Which lines of the data hold the word "管理费用"? Copy all of them.

MATERIAL FOR THE TASK:
++++++++++

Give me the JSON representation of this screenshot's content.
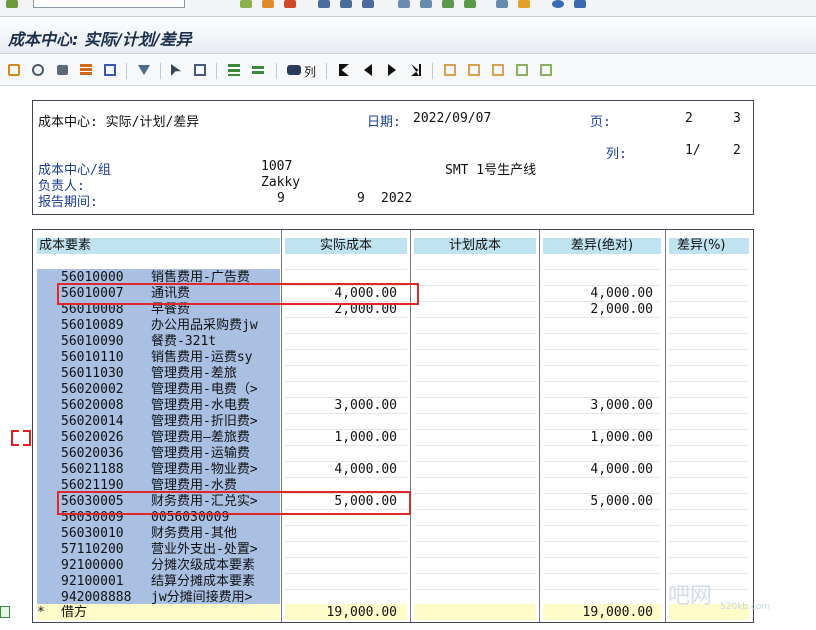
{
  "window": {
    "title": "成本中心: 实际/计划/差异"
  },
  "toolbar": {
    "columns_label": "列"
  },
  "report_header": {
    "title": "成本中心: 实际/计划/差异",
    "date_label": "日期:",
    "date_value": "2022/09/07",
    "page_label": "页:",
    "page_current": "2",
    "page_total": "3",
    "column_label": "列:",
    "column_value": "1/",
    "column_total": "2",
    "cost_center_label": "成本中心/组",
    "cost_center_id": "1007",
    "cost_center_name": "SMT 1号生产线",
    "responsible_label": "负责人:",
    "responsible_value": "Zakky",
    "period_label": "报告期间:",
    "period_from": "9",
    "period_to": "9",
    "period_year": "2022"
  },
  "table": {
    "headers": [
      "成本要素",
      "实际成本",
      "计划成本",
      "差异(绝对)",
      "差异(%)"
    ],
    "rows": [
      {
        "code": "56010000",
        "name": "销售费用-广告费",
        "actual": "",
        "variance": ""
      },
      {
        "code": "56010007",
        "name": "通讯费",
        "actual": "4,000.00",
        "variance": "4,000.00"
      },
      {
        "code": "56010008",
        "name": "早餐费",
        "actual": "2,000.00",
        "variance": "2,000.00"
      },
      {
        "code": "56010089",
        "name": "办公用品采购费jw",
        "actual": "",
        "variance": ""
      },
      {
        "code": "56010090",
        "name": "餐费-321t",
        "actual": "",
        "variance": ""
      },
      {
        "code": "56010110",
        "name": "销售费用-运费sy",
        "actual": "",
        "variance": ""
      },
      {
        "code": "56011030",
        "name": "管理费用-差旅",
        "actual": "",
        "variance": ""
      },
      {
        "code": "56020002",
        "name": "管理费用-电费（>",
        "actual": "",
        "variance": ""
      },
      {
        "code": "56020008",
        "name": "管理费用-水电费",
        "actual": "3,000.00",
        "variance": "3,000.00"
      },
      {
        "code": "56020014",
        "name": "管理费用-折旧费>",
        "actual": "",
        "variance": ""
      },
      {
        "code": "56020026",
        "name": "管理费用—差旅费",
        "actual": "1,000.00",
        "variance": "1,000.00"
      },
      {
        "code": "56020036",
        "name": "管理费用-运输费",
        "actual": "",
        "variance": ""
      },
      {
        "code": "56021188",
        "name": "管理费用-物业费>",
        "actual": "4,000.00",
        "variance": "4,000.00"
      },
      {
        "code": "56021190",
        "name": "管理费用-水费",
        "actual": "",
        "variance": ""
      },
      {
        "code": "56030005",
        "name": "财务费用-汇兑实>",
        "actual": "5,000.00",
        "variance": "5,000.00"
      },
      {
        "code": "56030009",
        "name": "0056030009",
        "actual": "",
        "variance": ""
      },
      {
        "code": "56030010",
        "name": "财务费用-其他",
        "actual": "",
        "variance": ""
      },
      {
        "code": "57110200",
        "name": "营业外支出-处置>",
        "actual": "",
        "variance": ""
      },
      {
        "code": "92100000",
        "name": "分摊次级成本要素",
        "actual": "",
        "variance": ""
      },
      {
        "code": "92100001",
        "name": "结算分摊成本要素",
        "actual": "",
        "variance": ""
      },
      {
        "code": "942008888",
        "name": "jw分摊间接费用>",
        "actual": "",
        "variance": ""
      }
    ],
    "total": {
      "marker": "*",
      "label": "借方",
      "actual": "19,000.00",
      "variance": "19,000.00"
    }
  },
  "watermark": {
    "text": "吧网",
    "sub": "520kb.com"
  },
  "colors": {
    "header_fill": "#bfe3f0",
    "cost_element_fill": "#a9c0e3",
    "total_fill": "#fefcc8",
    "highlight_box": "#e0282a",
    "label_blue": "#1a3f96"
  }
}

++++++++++

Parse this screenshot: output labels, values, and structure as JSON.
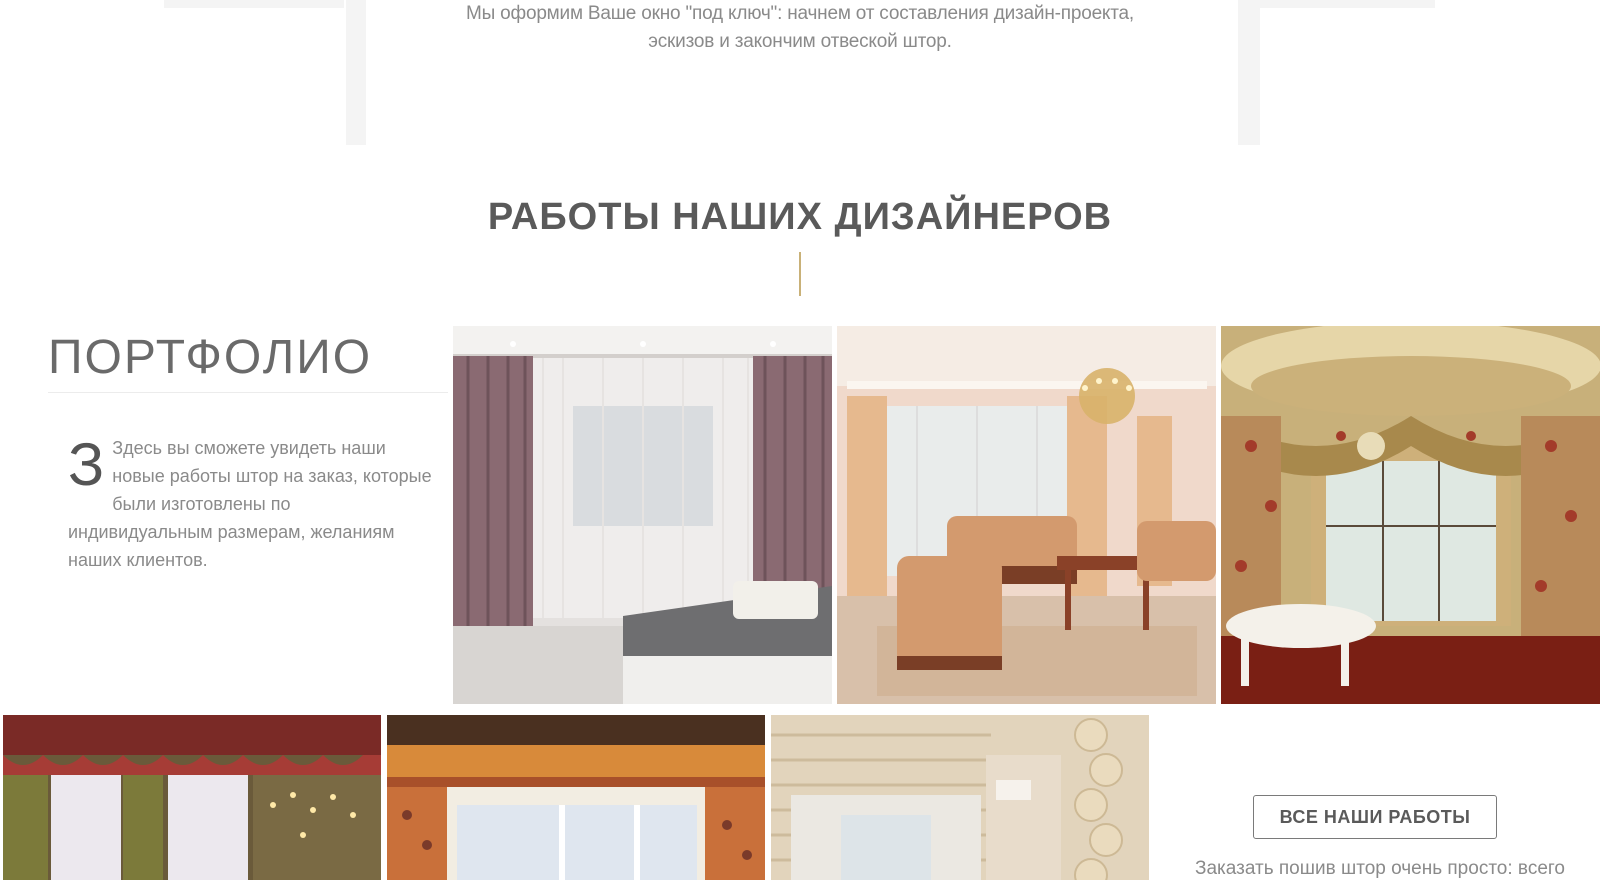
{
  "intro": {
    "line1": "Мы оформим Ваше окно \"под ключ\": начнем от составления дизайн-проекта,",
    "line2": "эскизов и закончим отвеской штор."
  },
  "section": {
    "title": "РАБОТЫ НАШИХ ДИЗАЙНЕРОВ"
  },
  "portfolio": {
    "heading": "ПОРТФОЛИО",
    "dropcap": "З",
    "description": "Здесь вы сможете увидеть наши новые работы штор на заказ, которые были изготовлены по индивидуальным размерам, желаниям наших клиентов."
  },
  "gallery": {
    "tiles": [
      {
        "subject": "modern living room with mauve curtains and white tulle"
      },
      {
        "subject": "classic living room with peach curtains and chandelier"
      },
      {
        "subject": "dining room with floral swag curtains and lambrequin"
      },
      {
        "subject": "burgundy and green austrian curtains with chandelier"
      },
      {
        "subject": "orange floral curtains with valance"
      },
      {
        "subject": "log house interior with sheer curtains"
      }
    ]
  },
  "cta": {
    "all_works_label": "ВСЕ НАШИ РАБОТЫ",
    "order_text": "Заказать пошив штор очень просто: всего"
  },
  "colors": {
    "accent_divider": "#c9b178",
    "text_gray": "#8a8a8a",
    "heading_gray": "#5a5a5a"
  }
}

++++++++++

EXPECTED ANSWER:
        "name": "管理费用-差旅",
        "name": "管理费用-电费（>",
        "name": "管理费用-水电费",
        "name": "管理费用-折旧费>",
        "name": "管理费用—差旅费",
        "name": "管理费用-运输费",
        "name": "管理费用-物业费>",
        "name": "管理费用-水费",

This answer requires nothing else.